WORK REQUIRED: Pick out each line below containing "Single".
--- START ---
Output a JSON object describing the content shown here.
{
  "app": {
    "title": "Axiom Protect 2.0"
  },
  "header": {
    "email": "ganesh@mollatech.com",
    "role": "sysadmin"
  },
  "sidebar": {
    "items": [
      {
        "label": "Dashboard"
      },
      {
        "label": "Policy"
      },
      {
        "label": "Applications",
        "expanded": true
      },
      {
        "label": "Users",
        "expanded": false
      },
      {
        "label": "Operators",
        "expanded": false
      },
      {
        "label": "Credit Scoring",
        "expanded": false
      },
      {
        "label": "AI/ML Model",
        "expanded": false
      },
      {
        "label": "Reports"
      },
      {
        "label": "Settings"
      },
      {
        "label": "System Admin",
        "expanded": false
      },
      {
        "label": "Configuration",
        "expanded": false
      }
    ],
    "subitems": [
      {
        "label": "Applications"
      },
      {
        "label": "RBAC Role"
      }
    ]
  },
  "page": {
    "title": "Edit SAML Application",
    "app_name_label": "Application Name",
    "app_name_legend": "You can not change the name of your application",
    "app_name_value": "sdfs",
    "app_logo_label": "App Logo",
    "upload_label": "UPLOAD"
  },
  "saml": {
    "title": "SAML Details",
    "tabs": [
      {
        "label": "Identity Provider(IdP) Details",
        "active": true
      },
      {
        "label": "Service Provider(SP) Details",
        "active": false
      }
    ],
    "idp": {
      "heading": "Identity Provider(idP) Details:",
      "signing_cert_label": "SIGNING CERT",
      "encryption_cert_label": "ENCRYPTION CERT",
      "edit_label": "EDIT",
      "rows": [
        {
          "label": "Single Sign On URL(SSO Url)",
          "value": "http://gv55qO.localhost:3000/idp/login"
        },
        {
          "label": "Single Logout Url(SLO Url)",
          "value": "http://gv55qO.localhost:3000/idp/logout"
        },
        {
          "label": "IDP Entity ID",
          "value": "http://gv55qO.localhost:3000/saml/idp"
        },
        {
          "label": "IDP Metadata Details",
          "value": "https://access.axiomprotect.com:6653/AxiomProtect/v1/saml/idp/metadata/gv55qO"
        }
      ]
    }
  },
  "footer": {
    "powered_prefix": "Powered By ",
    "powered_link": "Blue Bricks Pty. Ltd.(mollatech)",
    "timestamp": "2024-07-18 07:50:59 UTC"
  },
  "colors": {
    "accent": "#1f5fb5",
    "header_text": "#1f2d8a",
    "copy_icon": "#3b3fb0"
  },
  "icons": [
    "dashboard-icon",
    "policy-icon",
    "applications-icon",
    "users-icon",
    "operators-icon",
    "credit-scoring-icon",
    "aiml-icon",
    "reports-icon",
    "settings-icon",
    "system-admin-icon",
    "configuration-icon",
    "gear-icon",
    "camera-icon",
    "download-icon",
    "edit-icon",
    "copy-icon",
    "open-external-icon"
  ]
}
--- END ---
SOLVED EXERCISE:
          "label": "Single Sign On URL(SSO Url)",
          "label": "Single Logout Url(SLO Url)",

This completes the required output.